The Cacao Hunter
Nguyen Thi Le Thuy strikes us as the future of Vietnam’s cacao industry. Thuy basically didn’t know what chocolate was until she got into college. Today, she’s covered the country and probably knows more about the tiny differences between cacao from province to province.
WHERE ARE YOU FROM?
I was born and raised in Buon Ma Thuot City in Dak Lak Province.
WHAT’S YOUR EARLIEST MEMORY OF CHOCOLATE?
I heard nothing about chocolate growing up. I guess we had brown ice cream called “chocolate,” but we didn’t think much about where it came from.
When I turned 18, I moved to Ho Chi Minh City to attend university.
My first official eating chocolate was a Hershey Bar I bought in the supermarket for around VND100,000. That was a lot of money for students. We liked the flavor, but it wasn’t something we could eat every day.
HOW DID YOU COME TO WORK WITH CHOCOLATE?

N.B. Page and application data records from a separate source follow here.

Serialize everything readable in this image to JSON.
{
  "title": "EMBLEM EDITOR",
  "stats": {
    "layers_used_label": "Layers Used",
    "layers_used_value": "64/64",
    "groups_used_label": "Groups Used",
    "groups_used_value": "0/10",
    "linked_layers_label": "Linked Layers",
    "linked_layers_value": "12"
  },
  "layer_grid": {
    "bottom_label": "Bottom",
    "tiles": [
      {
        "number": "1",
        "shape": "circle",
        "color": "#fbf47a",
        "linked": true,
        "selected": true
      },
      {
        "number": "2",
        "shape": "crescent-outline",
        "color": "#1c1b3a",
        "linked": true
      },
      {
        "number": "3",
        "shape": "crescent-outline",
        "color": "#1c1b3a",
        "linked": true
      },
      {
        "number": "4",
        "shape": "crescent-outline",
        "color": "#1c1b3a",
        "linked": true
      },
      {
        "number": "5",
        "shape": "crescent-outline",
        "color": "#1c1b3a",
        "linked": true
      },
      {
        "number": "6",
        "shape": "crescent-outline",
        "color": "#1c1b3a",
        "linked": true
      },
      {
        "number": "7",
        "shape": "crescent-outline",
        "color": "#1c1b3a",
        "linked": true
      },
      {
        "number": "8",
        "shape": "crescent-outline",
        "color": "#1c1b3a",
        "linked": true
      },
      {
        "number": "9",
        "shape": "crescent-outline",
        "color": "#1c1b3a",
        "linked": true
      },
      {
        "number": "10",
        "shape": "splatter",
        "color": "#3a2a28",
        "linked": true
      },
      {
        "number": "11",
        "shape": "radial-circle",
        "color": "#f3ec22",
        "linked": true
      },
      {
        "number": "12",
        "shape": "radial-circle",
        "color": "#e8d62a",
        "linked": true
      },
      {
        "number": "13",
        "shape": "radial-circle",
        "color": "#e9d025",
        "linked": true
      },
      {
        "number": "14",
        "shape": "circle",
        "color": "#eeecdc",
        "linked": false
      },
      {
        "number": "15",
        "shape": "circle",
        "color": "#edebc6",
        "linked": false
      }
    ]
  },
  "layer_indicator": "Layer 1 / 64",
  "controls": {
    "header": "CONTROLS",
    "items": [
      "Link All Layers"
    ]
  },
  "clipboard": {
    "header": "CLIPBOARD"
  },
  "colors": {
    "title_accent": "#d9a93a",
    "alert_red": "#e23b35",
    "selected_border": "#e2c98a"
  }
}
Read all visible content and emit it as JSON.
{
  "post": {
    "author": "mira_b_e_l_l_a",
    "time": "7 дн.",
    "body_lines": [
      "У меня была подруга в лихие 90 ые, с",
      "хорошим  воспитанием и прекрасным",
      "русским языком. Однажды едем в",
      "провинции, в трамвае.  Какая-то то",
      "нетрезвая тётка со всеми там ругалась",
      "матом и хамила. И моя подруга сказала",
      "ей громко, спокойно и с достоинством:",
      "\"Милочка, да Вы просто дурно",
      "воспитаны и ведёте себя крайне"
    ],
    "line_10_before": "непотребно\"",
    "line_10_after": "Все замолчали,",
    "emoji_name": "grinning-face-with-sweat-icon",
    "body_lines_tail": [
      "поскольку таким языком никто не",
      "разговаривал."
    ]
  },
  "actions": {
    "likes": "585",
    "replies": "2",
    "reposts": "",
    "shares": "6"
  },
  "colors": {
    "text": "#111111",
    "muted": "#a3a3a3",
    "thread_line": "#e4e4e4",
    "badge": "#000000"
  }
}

Getting bored with my previous job, in 2014 I decided to quit my job, leave my comfort zone by travelling alone around Asian countries. I couch-surfed and worked my way around western and northern Thailand on small organic farms. Then around Laos and Cambodia and come back to Vietnam. Then, one day, I read this article by an anonymous blogger Tony Bua Sang (Tony Morning). He was gushing about this new company called Marou—started by two foreigners working closely with Vietnamese farmers to create a quality chocolate. It was surprising to me because chocolate is made from cacao beans which grow in Vietnam whereas I used to think that chocolate only come from Europe and America. So I contacted Sam and got a chance meeting up with him. He didn’t really know what to do with me; the company was small then!
But the meeting really inspired me, so I decided to visit the Bamboo Chocolate Factory in Bali and see how chocolate got made. When I got home, I spent few months researching Vietnamese cacao. I contacted with a friend who is a professor at Nong Lam University, developing a conching and cracking machine for chocolate making. He told me about this group of farmers coming down from Dak Lak Province to see the machine.
DO YOU LIKE EATING CHOCOLATE NOW?
I only came to know anything about chocolate in my 20s! Once I started working with Marou, I spent my days traveling the country with Alex, our agronomist.
He patiently explained the fine differences between beans, how to taste for irregularities and off-flavors. It took a long time. Now, I have a hard time eating and enjoying industrial chocolate. When you source beans you know that someone buys the stuff you don’t.
HOW DO YOU FEEL ABOUT THE FUTURE OF VIETNAMESE CACAO?
Well, we’re looking to expand into Binh Phuoc, Phu Yen and Khanh Hoa. We keep meeting new farmers who are enthusiastic and devoted to the notion of spending their whole lives growing wonderful cacao. The government’s now paying a lot more attention to the cacao industry, so I’m really optimistic about the future. A lot of the farmers tell me that growing cacao is easier than a lot of other agricultural trees. You can plant them in the shade of other crops—cacao has a lot of positive attributes.